- **Your objective**: Count the lines in the records beneath this task that contain the string "Границы", then give the count by itself.

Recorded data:
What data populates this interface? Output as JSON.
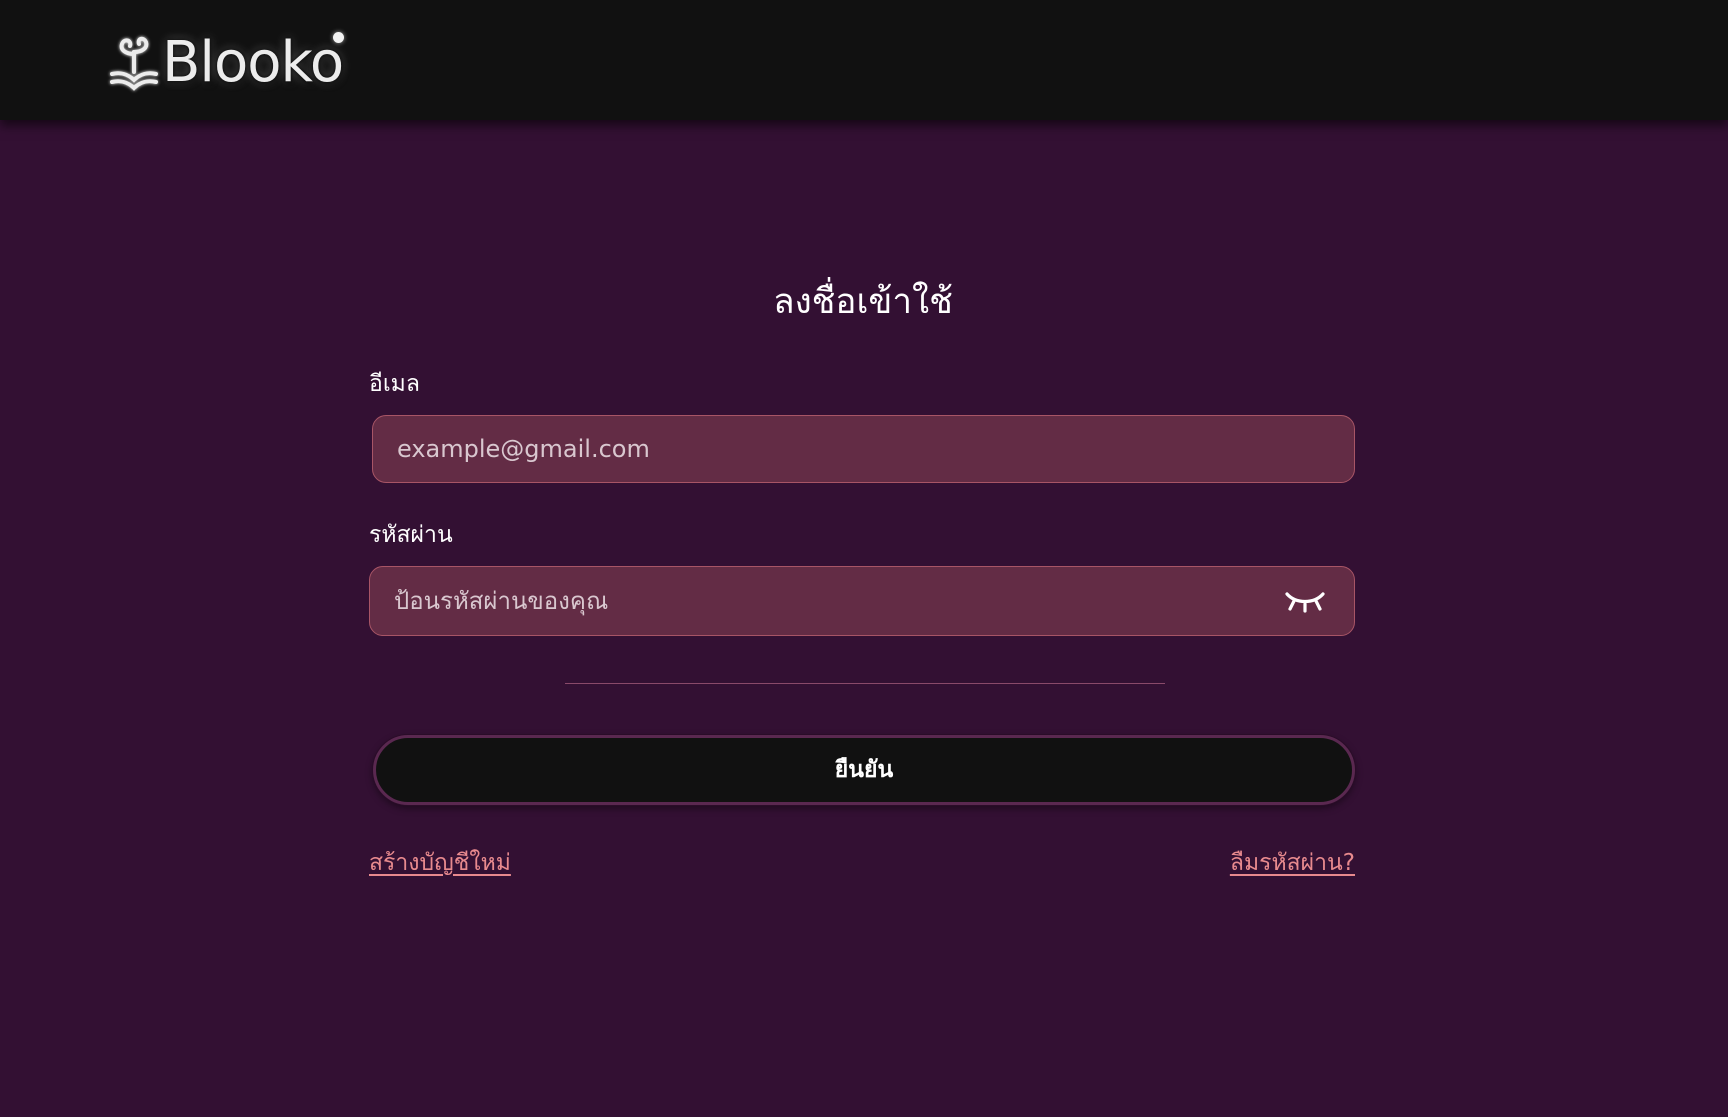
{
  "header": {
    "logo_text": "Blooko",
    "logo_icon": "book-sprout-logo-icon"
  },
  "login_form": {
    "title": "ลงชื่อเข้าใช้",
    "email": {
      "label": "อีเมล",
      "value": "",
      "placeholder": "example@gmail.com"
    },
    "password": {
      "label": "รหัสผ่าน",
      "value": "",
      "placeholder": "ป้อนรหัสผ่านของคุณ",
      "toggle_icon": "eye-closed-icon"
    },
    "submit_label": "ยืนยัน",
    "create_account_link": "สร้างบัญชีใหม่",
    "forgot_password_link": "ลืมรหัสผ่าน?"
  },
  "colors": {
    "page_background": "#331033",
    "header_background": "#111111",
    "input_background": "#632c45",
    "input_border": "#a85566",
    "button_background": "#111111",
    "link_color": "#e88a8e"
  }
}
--
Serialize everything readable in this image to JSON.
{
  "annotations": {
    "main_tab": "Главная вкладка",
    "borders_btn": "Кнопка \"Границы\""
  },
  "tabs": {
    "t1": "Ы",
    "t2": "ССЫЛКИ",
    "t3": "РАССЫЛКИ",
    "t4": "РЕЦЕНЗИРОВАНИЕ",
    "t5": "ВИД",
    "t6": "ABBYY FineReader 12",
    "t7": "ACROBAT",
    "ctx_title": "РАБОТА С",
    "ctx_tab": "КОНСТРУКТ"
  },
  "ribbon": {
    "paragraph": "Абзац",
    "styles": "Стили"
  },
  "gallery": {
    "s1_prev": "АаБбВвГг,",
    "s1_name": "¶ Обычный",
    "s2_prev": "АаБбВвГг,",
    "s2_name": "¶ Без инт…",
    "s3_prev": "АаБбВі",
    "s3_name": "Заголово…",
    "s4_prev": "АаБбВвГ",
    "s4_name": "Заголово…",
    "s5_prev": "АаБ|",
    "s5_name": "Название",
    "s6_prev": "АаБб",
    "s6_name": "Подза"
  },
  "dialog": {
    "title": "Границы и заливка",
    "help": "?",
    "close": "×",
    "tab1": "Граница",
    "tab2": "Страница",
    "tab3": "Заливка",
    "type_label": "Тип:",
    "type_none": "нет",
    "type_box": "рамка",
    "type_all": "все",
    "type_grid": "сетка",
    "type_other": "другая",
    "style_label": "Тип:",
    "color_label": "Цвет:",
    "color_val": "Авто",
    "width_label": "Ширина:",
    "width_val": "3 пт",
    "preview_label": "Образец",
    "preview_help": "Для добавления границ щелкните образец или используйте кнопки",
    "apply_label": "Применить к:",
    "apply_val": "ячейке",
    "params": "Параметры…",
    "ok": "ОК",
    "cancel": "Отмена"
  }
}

- **Exercise output**: 2